Start of Block

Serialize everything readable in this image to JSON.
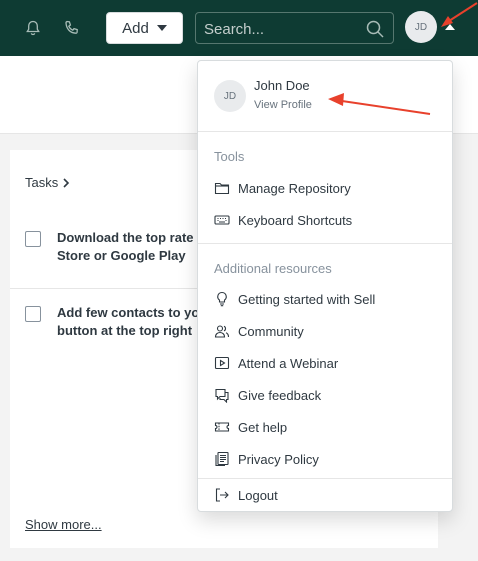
{
  "topbar": {
    "add_label": "Add",
    "search_placeholder": "Search...",
    "avatar_initials": "JD"
  },
  "tasks": {
    "title": "Tasks",
    "items": [
      {
        "line1": "Download the top rate",
        "line2": "Store or Google Play"
      },
      {
        "line1": "Add few contacts to yo",
        "line2": "button at the top right"
      }
    ],
    "show_more": "Show more..."
  },
  "profile_menu": {
    "avatar_initials": "JD",
    "user_name": "John Doe",
    "view_profile": "View Profile",
    "tools_heading": "Tools",
    "tools": [
      {
        "label": "Manage Repository",
        "icon": "folder-icon"
      },
      {
        "label": "Keyboard Shortcuts",
        "icon": "keyboard-icon"
      }
    ],
    "resources_heading": "Additional resources",
    "resources": [
      {
        "label": "Getting started with Sell",
        "icon": "lightbulb-icon"
      },
      {
        "label": "Community",
        "icon": "community-icon"
      },
      {
        "label": "Attend a Webinar",
        "icon": "webinar-icon"
      },
      {
        "label": "Give feedback",
        "icon": "feedback-icon"
      },
      {
        "label": "Get help",
        "icon": "ticket-icon"
      },
      {
        "label": "Privacy Policy",
        "icon": "document-icon"
      }
    ],
    "logout": "Logout"
  },
  "colors": {
    "topbar_bg": "#0e3b33",
    "annotation_arrow": "#e8412c"
  }
}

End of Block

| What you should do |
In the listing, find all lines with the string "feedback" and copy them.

| Completed exercise |
        "label": "Give feedback",
        "icon": "feedback-icon"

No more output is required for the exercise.